While the Federal Government has now committed to an emissions cap and trade scheme to be established by 2012, it will not announce a long-term target for cutting emissions until next year.

AI Group recognised the report offers a way forward that reflects Australia’s particular circumstances and seeks to position the country in the global climate change effort. But chief executive Heather Ridout also said a yet to be published study of AI Group members indicated a widespread lack of understanding of the complexity of implementing the proposed changes.

“Some 85% of companies surveyed as part of this study indicated they had little understanding of emissions trading schemes and the systemic impacts of measures to address climate change,” she said.
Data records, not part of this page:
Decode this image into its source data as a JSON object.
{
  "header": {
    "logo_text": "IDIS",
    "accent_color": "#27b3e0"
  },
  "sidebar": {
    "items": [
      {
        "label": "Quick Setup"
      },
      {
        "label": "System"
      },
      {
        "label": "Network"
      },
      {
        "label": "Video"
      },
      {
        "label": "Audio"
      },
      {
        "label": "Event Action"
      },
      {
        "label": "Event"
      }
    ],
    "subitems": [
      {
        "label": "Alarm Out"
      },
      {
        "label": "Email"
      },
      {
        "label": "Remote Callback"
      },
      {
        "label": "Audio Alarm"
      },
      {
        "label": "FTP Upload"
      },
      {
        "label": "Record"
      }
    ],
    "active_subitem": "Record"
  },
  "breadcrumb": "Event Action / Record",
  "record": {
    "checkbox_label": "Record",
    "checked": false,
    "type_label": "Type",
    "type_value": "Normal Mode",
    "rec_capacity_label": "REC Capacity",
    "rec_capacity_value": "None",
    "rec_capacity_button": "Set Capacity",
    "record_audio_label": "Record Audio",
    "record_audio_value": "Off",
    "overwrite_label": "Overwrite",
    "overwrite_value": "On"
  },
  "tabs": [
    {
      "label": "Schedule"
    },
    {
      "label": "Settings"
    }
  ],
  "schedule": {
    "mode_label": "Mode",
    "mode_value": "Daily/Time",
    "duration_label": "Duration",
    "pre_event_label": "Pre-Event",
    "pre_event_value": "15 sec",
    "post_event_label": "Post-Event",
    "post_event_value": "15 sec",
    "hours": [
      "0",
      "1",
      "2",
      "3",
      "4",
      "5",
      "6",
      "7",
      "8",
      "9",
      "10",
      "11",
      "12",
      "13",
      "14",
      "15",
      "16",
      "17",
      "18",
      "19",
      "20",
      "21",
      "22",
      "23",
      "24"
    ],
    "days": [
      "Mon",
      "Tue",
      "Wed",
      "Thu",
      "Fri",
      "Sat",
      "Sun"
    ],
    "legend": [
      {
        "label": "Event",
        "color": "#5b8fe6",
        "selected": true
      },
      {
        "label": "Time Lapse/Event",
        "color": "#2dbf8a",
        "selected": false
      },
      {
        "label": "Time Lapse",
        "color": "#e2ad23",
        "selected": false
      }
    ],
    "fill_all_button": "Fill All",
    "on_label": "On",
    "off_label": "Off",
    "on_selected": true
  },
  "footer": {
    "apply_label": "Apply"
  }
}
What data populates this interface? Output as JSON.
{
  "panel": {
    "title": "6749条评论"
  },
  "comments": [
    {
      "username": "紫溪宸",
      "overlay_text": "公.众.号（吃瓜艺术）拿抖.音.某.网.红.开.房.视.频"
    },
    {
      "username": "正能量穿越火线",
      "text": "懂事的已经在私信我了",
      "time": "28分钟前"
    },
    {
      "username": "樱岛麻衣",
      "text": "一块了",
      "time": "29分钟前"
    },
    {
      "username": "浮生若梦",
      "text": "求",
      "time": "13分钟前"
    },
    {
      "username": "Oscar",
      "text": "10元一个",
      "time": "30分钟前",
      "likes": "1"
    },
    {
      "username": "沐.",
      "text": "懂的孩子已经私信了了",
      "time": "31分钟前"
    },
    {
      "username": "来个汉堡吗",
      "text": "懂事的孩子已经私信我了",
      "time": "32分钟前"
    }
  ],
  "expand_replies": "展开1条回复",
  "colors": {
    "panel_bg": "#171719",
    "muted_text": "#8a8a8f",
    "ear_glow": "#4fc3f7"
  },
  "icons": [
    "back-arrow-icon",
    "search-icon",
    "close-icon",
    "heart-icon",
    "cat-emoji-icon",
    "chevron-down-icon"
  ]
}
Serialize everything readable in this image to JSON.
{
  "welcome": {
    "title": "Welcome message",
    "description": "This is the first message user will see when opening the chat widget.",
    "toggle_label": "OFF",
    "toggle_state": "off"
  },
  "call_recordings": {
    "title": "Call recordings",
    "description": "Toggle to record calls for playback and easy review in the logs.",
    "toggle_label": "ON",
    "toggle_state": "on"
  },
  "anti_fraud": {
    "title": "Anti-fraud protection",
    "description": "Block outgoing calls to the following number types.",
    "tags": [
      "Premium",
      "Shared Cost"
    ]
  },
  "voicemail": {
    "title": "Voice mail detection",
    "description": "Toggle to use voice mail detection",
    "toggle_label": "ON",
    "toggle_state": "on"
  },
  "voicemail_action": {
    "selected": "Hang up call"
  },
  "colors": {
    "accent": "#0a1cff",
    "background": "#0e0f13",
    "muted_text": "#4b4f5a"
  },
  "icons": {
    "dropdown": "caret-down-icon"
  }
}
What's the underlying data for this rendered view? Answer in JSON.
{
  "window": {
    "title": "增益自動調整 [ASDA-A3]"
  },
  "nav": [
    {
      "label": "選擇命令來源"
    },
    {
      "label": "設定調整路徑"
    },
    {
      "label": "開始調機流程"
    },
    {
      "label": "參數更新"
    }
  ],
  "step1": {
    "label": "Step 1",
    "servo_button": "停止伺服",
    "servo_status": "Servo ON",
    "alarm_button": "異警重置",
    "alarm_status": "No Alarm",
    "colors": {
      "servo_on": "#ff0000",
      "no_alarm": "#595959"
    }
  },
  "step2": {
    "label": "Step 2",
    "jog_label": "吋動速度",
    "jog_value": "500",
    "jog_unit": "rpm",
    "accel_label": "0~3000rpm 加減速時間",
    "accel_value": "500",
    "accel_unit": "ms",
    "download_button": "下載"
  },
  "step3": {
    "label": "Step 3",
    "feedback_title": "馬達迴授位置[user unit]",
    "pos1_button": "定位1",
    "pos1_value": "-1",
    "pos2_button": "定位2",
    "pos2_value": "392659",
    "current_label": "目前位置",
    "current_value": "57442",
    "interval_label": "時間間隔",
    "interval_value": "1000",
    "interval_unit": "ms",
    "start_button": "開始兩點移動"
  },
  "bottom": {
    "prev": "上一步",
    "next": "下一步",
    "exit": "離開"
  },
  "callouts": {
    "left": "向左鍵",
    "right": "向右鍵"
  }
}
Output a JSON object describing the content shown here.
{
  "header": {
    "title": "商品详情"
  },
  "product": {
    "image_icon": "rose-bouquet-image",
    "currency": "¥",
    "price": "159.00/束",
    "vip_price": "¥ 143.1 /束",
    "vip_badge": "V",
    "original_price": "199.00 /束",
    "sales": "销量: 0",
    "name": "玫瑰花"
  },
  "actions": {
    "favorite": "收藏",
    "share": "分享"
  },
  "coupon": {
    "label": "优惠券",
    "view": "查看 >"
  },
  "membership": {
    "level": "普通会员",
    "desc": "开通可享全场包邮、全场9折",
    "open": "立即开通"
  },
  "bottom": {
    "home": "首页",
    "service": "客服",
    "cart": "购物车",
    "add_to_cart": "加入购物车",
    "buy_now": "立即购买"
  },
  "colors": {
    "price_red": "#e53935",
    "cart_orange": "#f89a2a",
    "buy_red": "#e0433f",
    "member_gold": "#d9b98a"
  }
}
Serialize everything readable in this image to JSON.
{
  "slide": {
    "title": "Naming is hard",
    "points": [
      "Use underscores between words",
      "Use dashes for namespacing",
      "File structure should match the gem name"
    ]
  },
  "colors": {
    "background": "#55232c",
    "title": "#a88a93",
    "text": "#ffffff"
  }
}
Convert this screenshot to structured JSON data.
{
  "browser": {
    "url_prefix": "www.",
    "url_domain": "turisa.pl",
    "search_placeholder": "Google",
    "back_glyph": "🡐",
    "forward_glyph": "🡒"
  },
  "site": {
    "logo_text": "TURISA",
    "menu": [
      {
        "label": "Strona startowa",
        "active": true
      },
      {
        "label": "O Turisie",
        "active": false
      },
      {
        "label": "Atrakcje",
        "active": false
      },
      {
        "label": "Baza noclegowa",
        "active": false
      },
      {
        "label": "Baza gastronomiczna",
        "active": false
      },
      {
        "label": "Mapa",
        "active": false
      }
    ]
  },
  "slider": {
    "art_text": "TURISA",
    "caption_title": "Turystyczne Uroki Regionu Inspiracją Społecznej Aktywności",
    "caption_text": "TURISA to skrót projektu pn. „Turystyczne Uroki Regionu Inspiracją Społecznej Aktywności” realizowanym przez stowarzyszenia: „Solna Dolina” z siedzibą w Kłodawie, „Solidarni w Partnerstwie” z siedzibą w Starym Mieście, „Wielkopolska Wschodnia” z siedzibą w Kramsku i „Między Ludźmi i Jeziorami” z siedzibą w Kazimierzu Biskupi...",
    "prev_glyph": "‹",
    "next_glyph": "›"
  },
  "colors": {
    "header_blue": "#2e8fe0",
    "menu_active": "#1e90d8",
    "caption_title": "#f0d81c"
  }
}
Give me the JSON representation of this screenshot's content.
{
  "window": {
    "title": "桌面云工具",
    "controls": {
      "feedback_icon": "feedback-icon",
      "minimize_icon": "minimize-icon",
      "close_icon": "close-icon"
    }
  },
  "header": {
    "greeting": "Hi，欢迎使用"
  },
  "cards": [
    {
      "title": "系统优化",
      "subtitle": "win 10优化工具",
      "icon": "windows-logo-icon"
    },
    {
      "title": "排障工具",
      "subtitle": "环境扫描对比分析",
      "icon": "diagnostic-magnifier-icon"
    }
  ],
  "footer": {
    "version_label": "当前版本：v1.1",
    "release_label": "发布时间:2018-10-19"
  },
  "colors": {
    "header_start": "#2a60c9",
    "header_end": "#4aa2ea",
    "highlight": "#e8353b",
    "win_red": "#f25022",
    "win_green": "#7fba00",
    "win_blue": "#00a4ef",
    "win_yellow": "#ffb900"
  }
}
Ridout added the cost of the scheme “should not be under-estimated, particularly when Australia’s key competitors will not be subject to them”

One of the key recommendations from the task group was for Australia to implement a trading scheme without waiting for the rest of the world, but allowing compatibility with any future international scheme.

Both the Minerals Council of Australia (MCA) and the Australian Conservation Foundation (ACF) has commended the proposal, with MCA chief executive Mitchell Hooke saying not only is there a need for new abatement technologies but also removing a strong element of investment uncertainty hanging over the business community.

“Business confidence is best served by certainty in a policy framework that enables the Australian Government to set the parameters of the scheme as scientific, technological and environmental circumstances change – and as business is able to respond to the dictates of the market-based trading scheme,” he said.

The ACF urged the government and the Opposition to set science-based emissions reduction targets for 2020 as well as 2050, and implement emissions trading by 2010.

While it welcomed the recommendation for Australia to go it alone on an emission trading scheme, ACF executive director Don Henry said the report was too cautious on the question of setting targets.

“The absence of science-based targets for reducing emissions is a glaring omission from the task group’s plan,” he said.

“The science is in, the economics is in – there is no excuse for Australia not to set 2050 and 2020 targets to substantially cut our greenhouse emissions.”